When asked what he thinks the Senate could realistically pass before November, Schumer cited a number of bipartisan bills. “As you know, many of the bills we’ve passed are bipartisan,” he said, adding, “We’re going to work very hard on many different things.”

“We believe very strongly in so many things, and we are going to continue to work on the agenda that we put before us. We first have to fund the government—the supplemental is very important,” said Schumer. “But after that, you will see us turn to many of the bills we passed: the SAFER Act, safety on the rails, [the RECOUP Act], so many other things.”

The SAFER Act cleared the Senate Banking Committee last September and may follow a recent piece of marijuana legislation passed by the House of Representatives on Wednesday, March 6. The appropriations package passed by the House included several marijuana provisions, like protecting state medical marijuana programs from federal intervention.
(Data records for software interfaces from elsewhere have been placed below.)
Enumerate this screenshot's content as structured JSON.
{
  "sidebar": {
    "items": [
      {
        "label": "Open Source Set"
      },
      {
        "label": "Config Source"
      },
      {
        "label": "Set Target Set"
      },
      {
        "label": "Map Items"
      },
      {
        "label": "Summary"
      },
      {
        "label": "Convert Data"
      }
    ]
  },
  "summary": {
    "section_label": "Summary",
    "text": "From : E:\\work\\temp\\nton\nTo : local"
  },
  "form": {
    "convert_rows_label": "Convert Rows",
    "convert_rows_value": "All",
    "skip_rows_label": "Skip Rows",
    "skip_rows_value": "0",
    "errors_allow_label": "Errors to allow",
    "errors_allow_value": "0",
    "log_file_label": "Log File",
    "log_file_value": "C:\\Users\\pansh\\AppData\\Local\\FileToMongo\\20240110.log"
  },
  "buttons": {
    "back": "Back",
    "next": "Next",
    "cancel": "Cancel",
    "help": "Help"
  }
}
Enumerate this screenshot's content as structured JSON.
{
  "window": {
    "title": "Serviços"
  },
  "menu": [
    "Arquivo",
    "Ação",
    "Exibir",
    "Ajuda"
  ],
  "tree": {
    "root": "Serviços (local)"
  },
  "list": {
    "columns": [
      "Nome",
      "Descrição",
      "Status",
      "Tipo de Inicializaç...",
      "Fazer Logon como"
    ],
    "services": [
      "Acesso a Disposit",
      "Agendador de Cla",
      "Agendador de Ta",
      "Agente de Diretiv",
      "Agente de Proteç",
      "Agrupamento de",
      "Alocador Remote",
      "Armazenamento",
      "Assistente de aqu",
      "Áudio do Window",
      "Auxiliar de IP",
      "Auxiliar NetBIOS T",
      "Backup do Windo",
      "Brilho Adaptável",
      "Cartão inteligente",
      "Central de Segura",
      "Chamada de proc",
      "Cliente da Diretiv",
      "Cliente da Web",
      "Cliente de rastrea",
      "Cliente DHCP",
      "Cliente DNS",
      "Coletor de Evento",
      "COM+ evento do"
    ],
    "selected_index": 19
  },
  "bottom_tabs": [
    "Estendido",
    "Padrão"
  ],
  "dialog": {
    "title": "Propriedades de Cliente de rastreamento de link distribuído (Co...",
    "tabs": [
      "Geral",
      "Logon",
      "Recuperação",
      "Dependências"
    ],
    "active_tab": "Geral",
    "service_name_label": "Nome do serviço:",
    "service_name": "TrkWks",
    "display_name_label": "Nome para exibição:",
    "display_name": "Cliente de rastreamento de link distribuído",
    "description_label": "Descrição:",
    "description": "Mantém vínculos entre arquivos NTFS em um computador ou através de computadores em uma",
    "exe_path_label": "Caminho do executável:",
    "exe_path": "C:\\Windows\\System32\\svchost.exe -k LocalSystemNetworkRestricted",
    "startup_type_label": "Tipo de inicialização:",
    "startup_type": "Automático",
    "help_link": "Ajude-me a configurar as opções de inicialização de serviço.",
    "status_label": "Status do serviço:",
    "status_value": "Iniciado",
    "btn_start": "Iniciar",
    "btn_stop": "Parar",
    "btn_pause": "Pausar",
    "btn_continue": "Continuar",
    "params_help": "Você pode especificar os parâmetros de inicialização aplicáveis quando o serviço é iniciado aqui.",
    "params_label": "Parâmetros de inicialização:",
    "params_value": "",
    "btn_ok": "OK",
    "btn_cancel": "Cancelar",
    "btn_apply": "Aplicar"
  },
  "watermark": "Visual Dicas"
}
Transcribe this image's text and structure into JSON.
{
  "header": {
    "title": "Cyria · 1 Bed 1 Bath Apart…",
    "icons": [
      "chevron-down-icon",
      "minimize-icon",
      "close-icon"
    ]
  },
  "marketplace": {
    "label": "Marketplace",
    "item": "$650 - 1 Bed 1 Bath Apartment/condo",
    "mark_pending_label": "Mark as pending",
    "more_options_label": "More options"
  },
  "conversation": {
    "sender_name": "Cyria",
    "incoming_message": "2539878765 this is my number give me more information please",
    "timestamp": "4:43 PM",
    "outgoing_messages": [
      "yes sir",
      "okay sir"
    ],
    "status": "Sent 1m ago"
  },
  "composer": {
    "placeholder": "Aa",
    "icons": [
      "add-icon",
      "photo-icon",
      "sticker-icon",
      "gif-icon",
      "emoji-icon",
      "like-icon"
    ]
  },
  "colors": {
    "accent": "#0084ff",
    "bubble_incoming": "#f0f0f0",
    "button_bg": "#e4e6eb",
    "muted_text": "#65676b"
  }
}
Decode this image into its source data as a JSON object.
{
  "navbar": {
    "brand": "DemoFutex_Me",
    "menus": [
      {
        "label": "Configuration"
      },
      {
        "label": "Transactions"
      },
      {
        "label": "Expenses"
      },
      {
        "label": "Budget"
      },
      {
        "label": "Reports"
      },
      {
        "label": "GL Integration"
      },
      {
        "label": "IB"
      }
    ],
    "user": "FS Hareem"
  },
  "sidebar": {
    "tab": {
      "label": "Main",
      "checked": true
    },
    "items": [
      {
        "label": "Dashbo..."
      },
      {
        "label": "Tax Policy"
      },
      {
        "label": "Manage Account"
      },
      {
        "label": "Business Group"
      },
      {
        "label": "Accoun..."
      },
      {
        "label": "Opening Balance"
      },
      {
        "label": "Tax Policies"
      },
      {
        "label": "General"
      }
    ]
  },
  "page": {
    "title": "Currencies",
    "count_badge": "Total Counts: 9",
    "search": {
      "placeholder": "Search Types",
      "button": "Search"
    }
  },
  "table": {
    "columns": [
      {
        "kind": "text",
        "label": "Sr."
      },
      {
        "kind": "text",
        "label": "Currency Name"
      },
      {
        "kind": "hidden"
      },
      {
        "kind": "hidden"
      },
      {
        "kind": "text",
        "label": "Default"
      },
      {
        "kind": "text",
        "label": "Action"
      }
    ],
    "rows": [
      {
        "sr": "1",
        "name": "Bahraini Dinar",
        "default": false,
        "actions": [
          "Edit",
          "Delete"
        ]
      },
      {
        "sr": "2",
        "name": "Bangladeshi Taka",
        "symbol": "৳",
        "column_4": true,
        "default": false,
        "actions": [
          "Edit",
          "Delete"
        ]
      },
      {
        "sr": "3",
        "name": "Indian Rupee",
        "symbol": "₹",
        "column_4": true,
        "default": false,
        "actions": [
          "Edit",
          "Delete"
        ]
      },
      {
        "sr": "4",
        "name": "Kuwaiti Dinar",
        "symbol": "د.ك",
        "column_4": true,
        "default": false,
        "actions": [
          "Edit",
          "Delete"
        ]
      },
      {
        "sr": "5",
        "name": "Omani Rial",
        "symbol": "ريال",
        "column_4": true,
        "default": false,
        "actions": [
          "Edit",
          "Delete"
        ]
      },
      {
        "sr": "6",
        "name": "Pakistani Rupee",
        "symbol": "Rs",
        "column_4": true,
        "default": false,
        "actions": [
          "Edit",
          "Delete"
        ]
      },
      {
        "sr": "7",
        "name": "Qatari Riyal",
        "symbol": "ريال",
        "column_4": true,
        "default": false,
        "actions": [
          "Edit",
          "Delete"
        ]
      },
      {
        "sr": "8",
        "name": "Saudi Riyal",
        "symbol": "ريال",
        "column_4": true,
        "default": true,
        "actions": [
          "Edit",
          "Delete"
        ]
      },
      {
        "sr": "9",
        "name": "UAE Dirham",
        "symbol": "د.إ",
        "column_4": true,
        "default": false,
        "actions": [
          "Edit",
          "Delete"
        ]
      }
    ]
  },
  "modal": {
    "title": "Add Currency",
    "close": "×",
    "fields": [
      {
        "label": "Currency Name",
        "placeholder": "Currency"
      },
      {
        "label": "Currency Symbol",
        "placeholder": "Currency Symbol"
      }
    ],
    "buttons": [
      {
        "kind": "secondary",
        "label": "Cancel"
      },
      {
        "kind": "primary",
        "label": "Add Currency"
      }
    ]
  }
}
The Senate is prepared to advance it to the President’s desk before a Friday night deadline to avoid a government shutdown. 


This is a promising sign that cannabis legislation is moving in the right direction. Representative Ed Perlmutter of Colorado, the original sponsor of the first marijuana banking bill, told Marijuana Moment last week that he is still hopeful that the SAFER Banking Act can be passed by the end of the year. In addition, a key lawmaker signaled that negotiations over cannabis legislation might be coming to a close in the near future. Senator Maria Cantwell of Washington became the 36th sponsor of the SAFER Banking Act last week, encouraging supporters of the bill.

Schumer warned that even if the bill does make it to the Senate floor this year, it will likely have to be amended. Adding provisions on state-legal cannabis expungements and gun rights for cannabis users are among the expected changes. In a constituent letter to cannabis industry investor Todd Harrison last November, Schumer also cited resentencing for current federal cannabis prisoners as a possible amendment. In the same letter, he noted that he supports the reforms listed in the SAFER Bank Act and hopes to reverse some of the damage done by the War on Drugs.

President Biden has made significant strides toward releasing and pardoning those convicted of marijuana-related crimes, but cannabis reform at the federal level still has a long way to go. Marijuana reforms at the state level have proven much more encouraging, with the drug being completely legalized in twenty-four out of fifty states thus far. The legal marijuana industry has been highly lucrative for the states that have moved forward with legalization, pushing other states to follow because of the increase in tax revenue. The impending election will dictate the country’s attitude toward cannabis in the coming years.